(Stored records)

==*==

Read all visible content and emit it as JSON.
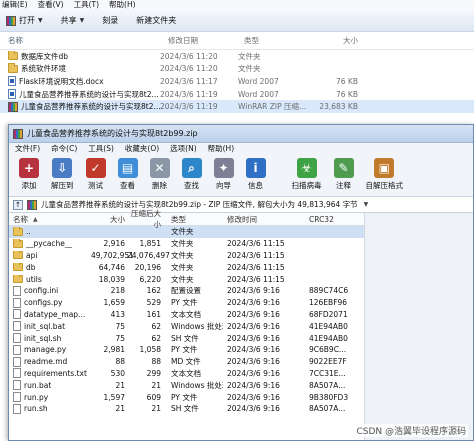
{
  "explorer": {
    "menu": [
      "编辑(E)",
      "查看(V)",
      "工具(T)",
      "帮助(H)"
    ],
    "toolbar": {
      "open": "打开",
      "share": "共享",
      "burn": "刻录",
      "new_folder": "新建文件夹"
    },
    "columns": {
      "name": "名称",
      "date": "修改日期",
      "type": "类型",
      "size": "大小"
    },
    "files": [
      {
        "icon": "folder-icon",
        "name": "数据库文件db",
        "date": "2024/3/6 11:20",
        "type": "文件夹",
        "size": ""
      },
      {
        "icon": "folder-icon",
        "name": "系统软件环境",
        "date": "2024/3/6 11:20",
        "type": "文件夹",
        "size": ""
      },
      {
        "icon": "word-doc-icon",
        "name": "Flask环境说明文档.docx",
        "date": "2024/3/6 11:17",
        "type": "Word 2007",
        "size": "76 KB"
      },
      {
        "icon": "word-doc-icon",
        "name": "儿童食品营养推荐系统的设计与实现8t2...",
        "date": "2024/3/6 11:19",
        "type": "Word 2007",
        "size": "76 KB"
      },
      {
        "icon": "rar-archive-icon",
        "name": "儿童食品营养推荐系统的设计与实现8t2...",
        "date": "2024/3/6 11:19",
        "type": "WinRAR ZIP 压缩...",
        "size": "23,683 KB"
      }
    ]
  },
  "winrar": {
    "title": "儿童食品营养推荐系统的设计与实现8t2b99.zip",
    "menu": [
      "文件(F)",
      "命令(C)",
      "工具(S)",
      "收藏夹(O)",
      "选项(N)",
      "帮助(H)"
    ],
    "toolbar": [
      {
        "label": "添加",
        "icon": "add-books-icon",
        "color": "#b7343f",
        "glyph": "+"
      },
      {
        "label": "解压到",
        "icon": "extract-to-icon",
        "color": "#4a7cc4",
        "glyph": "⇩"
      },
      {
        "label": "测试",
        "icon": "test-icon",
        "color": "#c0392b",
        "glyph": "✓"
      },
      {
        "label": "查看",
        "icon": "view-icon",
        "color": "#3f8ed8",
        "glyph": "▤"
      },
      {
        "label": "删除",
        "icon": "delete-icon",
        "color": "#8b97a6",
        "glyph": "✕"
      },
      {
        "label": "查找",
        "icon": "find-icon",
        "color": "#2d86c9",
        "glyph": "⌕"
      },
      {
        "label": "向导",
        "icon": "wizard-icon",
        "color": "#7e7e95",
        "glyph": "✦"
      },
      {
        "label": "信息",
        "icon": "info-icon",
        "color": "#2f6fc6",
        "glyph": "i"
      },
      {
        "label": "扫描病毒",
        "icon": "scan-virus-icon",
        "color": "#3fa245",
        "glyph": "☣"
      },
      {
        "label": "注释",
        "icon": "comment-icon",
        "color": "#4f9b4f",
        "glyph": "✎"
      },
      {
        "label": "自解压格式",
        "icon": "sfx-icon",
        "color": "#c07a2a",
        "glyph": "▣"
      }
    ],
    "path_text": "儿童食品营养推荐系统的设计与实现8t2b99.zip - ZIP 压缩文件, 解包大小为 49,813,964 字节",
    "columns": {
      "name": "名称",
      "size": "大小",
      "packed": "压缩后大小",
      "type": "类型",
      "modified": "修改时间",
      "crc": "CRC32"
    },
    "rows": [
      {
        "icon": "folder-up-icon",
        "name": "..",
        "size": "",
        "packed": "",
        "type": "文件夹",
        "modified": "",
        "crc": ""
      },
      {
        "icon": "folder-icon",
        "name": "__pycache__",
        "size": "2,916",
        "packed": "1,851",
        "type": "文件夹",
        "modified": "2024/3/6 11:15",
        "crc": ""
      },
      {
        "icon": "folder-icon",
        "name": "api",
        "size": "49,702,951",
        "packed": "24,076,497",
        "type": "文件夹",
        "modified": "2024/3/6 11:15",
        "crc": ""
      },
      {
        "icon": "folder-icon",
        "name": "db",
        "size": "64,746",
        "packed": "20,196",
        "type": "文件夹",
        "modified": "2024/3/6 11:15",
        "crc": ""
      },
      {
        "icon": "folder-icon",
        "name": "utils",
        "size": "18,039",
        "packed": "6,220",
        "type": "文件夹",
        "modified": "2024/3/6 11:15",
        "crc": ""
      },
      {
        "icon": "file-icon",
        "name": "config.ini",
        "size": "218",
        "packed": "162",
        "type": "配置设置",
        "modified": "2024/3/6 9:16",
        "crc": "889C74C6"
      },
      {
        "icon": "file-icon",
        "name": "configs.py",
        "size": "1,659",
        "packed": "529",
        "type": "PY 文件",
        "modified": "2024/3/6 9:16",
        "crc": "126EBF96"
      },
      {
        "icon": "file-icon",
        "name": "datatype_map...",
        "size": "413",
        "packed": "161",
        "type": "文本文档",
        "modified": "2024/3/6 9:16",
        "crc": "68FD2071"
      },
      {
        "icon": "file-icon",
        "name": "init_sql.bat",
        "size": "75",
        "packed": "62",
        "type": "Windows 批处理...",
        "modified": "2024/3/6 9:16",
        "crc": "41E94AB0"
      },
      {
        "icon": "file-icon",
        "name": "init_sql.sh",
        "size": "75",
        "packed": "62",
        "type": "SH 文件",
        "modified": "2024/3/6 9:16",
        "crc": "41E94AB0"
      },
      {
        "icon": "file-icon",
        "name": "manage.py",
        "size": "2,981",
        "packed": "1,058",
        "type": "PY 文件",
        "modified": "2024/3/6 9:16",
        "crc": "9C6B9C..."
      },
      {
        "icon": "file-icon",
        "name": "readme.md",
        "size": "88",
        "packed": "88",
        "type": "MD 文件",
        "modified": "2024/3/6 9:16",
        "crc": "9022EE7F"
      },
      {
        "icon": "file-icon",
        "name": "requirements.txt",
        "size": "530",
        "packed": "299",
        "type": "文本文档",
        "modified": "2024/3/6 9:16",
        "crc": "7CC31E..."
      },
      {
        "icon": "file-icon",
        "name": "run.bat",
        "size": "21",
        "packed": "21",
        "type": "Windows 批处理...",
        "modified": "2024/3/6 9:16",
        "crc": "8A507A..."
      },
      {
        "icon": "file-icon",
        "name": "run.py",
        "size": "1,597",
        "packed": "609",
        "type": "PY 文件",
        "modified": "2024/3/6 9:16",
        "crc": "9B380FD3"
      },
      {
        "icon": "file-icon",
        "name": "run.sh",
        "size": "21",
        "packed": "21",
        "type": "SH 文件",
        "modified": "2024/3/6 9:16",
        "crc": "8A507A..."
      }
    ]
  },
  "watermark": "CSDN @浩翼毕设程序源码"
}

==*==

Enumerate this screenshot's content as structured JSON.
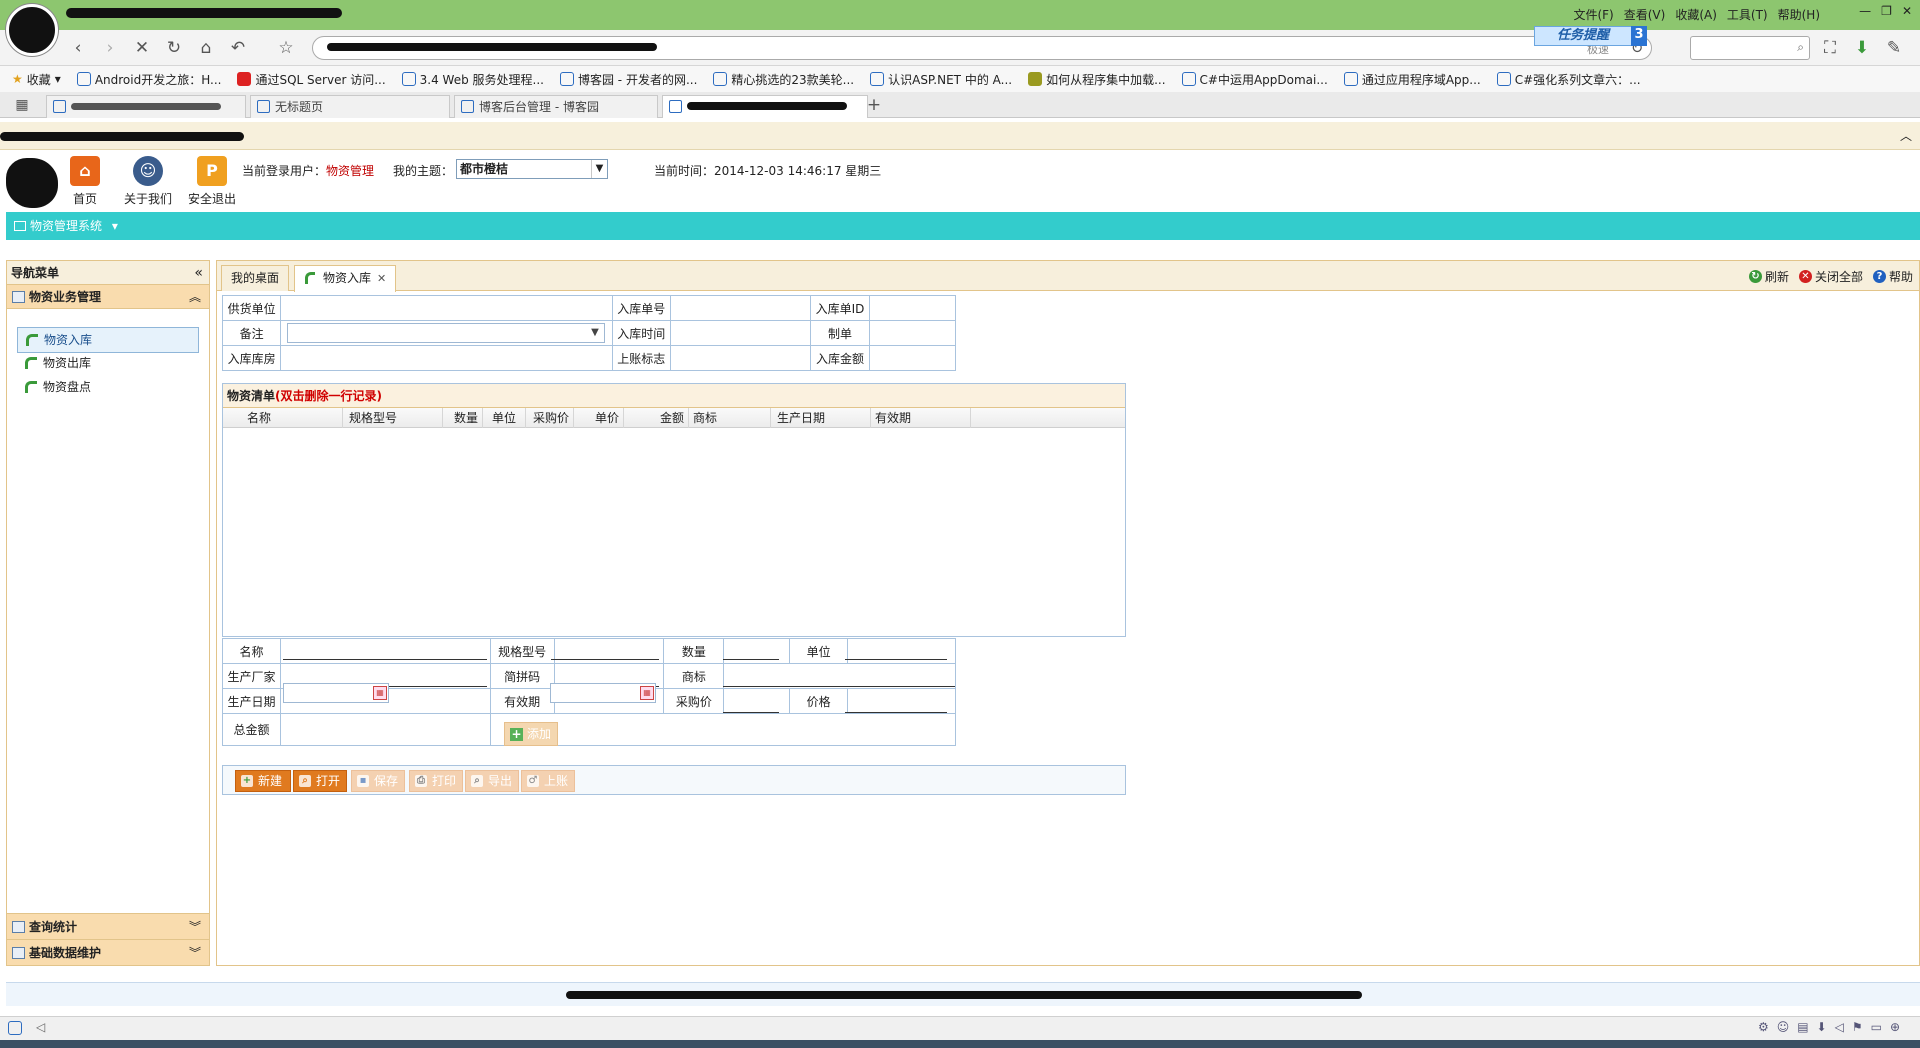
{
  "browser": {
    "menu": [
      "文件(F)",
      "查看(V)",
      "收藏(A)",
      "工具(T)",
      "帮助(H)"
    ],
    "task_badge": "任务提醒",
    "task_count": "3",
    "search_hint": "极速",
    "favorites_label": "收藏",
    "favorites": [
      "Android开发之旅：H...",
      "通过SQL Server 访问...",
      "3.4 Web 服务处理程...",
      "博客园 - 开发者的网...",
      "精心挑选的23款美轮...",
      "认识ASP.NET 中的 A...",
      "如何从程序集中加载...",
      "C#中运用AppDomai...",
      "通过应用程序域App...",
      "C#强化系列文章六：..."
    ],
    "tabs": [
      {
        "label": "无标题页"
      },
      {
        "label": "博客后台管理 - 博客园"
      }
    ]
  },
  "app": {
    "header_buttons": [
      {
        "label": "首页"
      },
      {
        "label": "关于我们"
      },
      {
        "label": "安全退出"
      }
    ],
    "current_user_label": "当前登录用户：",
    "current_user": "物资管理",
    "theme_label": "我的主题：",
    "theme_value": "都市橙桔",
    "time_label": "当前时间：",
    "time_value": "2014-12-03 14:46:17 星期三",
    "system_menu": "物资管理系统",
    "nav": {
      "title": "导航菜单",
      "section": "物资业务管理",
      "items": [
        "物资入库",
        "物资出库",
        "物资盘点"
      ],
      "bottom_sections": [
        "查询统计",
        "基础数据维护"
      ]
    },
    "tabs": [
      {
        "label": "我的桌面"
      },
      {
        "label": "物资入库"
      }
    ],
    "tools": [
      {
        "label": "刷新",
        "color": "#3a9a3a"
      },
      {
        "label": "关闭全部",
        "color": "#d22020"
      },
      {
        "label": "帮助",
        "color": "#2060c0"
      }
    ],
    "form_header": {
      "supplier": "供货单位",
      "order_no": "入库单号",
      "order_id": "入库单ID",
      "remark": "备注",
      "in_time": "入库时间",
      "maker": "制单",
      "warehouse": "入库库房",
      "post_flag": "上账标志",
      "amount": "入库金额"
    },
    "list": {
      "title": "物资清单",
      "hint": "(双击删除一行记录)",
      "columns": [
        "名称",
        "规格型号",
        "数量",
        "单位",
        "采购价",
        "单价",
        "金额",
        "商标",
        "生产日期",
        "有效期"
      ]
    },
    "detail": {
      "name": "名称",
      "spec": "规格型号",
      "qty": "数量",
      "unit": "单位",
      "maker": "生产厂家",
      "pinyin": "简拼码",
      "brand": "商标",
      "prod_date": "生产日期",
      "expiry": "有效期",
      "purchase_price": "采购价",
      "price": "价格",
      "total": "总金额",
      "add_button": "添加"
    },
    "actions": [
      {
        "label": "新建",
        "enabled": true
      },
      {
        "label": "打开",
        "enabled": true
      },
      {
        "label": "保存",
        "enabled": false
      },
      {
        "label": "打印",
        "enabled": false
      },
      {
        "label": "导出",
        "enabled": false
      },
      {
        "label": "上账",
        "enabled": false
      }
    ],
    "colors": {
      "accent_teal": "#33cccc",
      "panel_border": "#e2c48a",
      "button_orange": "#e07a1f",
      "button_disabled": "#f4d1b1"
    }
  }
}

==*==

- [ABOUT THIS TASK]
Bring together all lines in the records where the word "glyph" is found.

- [THE ANSWER]
        "glyph": "+"
        "glyph": "⇩"
        "glyph": "✓"
        "glyph": "▤"
        "glyph": "✕"
        "glyph": "⌕"
        "glyph": "✦"
        "glyph": "i"
        "glyph": "☣"
        "glyph": "✎"
        "glyph": "▣"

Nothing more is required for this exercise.